Pension liberation – how will it affect you?
Pension liberation is long overdue. With the average UK pension valued at 72,134 do people really feel as if they have any control over their retirement or how much they have coming to them? The answer has always been a firm no! People view their pensions as Monopoly money with a complete disconnect between the monetary value of their pension and how much they actually get when they retire.
For example lets take the average pension pot of 72,134. Under the old rules you would have to take out an annuity, which works like a payment plan from the pension provider to the pensioner. This annuity would only provide a monthly income of 240/month which for most doesnt generally allow people to rely on their pension income alone. When the market experiences a significant fall in confidence similar to Oct 2014 whereby people lost up to 10% of their pension value the consequence in real pension terms would have been a loss of 24 per month in annuity income. Being a UK citizen I think people have been more concerned with the weather!
Given that a large percentage of the UK population lives within pension poverty the government is encouraging people to live off their pension as opposed to taking more money off a government who has the highest levels of debt in the world.
So from April 2015 instead of pensioners receiving an annuity, pension liberation will enable them to take 100% of their pension pot as cash.
This belated pension liberation allows pensioners to take control of their own pension and as such pensioners now serve as custodians of their own wealth as opposed to relying on the nanny state for pocket money. With every story there’s another side and in this case there is a risk that people may abuse these new rules and squander their pension, leaving them reliant on the government to help them subsist. I would argue that these potential blunders shouldn’t take away the right to manage ones own retirement.

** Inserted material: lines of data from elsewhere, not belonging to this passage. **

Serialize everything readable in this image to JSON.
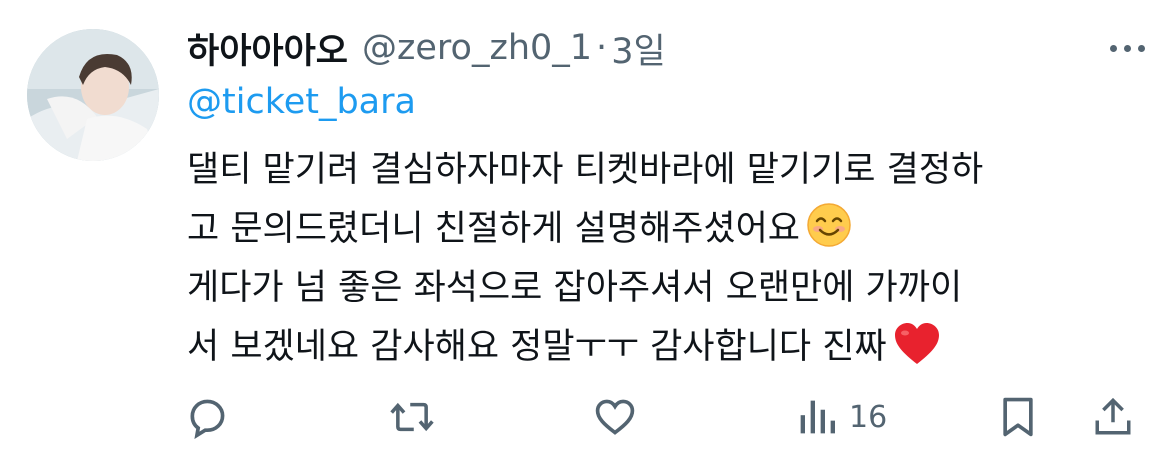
{
  "tweet": {
    "display_name": "하아아아오",
    "handle": "@zero_zh0_1",
    "separator": "·",
    "time": "3일",
    "mention": "@ticket_bara",
    "lines": [
      "댈티 맡기려 결심하자마자 티켓바라에 맡기기로 결정하",
      "고 문의드렸더니 친절하게 설명해주셨어요",
      "게다가 넘 좋은 좌석으로 잡아주셔서 오랜만에 가까이",
      "서 보겠네요 감사해요 정말ㅜㅜ 감사합니다 진짜"
    ],
    "emoji_1": "smiling-face-emoji",
    "emoji_2": "red-heart-emoji"
  },
  "actions": {
    "reply_icon": "reply-icon",
    "retweet_icon": "retweet-icon",
    "like_icon": "like-heart-icon",
    "views_icon": "views-chart-icon",
    "views_count": "16",
    "bookmark_icon": "bookmark-icon",
    "share_icon": "share-icon"
  },
  "colors": {
    "text": "#0f1419",
    "secondary": "#536471",
    "link": "#1d9bf0",
    "heart": "#e0245e"
  }
}
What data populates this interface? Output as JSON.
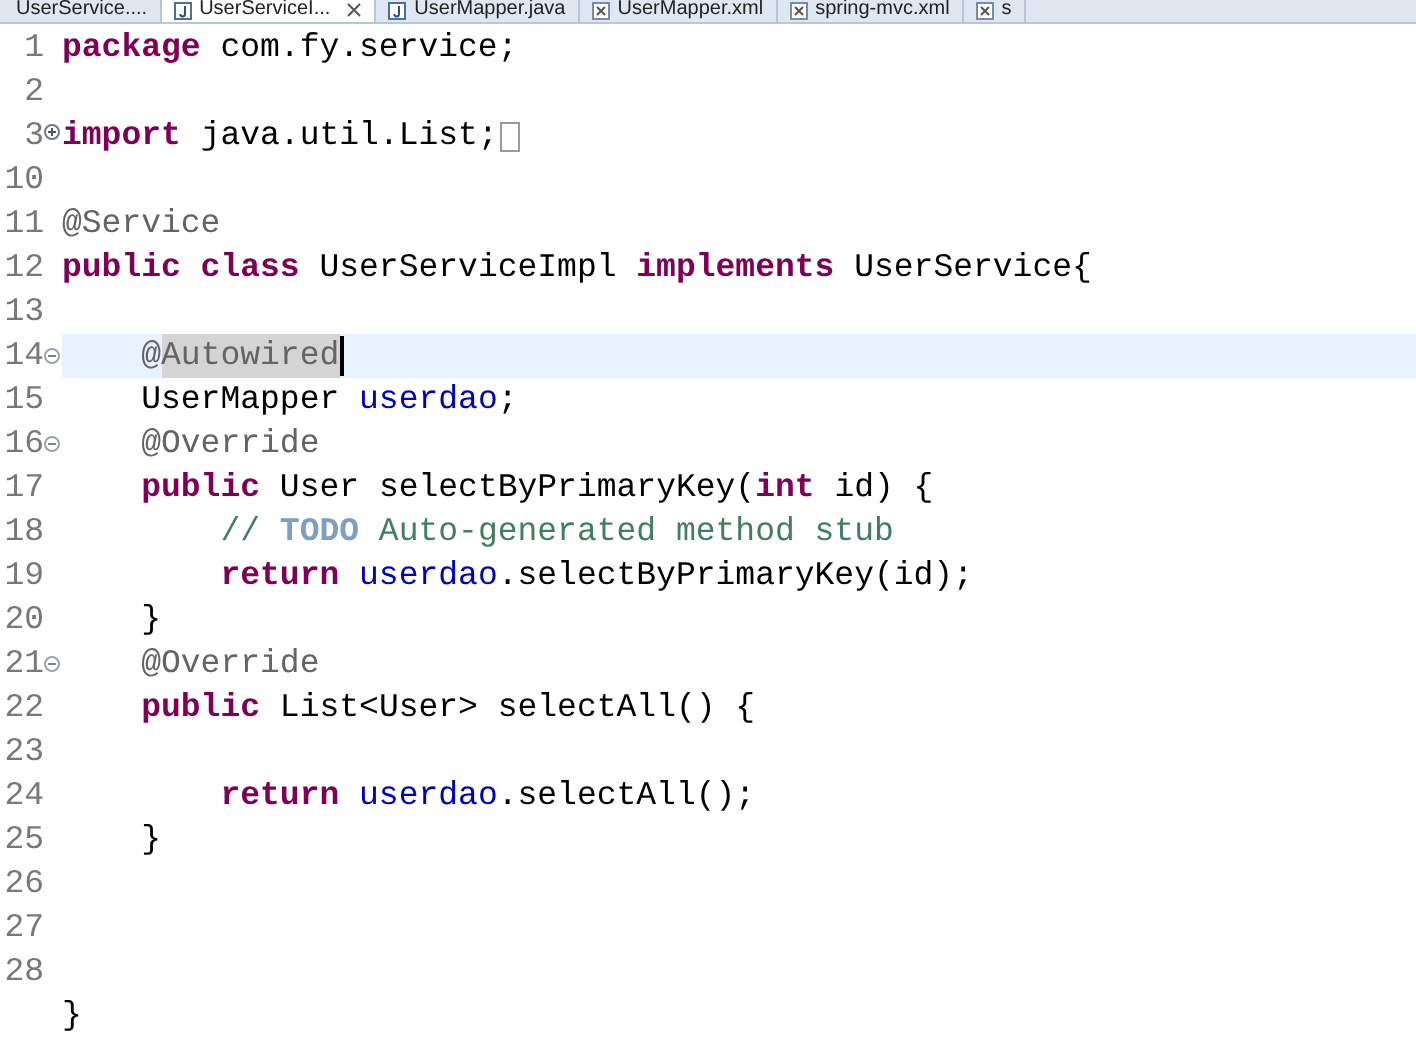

In any case, as individuals don’t we care more about our own retirement than a partisan government that can only last for 8 years?
These new changes mean that people will have more to gain but also a lot more to lose. People have more to stake with their pension and the implications are that the general public should take far more of an active role in managing their pension.
If we remember under the old rules the 10% drop in equities during October 2014 saw people lose 24 per month. Now under the new pension liberation rules people would have lost 7,213 in a day which serves a much harsher blow. The new rules invoke a bitter sweet effect; on the one hand people are delighted that they can now receive 100% of something they’ve been saving up for. On the other hand the old rules didn’t encourage people to protect or manage their pensions as the implications weren’t severe/motivating enough. This leaves people looking at past performance with regret and future threats to their pension with worry and fear
– Terror threats have negatively influenced the value of pensions by up to 10%
– Greece’s new elected Syriza party potentially results in alleviating its debt responsibilities thereby exposing the UK and the rest of Europe to more unpaid debt and therefore weaker currency
– Greece leaving the Euro as a result of their latest election may encourage other member states to follow suit and thereby leave the Euro with even more debt for even less member states. The risk here is a possible Euro crash which has significant implications for every market in the world
– The falling oil price has dragged down the value of equities significantly. The consequence is political instability in Russia and a crimping of their investment in UK property and corporations
– A general election resulting in a hung parliament could result in a weak coalition government giving business leaders a weak economic appetite
– All of these threats remove confidence from the market which discourages people to invest in paper assets thereby affecting liquidity and values. If several of these threats combine and escalate, it lays a rocky path for investments in 2015.
Its a well-known fact that in times of economic, political or fiscal uncertainty physical gold tends to increase in value. This ongoing trend has witnessed a 20% increase in the gold price over the last 3 months as the markets appetite for portfolio insurance has developed with the growing list of pressures that threaten it.
The relevance of using gold to protect ones portfolio and the impending threat of peoples pensions influences people to invest and thereby protect their pension or self-invested personal pensions (SIPP) with physical gold bars. By owning gold bars within your SIPP you are able to remove exposure from many of the threats and risks that eat away at your pension. With a SIPP one can continue to have exposure to riskier assets whilst hedging themselves with gold.
In order to get the full benefit of the new rules people are now more inclined to take an active role in ensuring that they can get 100% of a well-protected pension as opposed to a 100% of a pension that’s lost 50% of its value.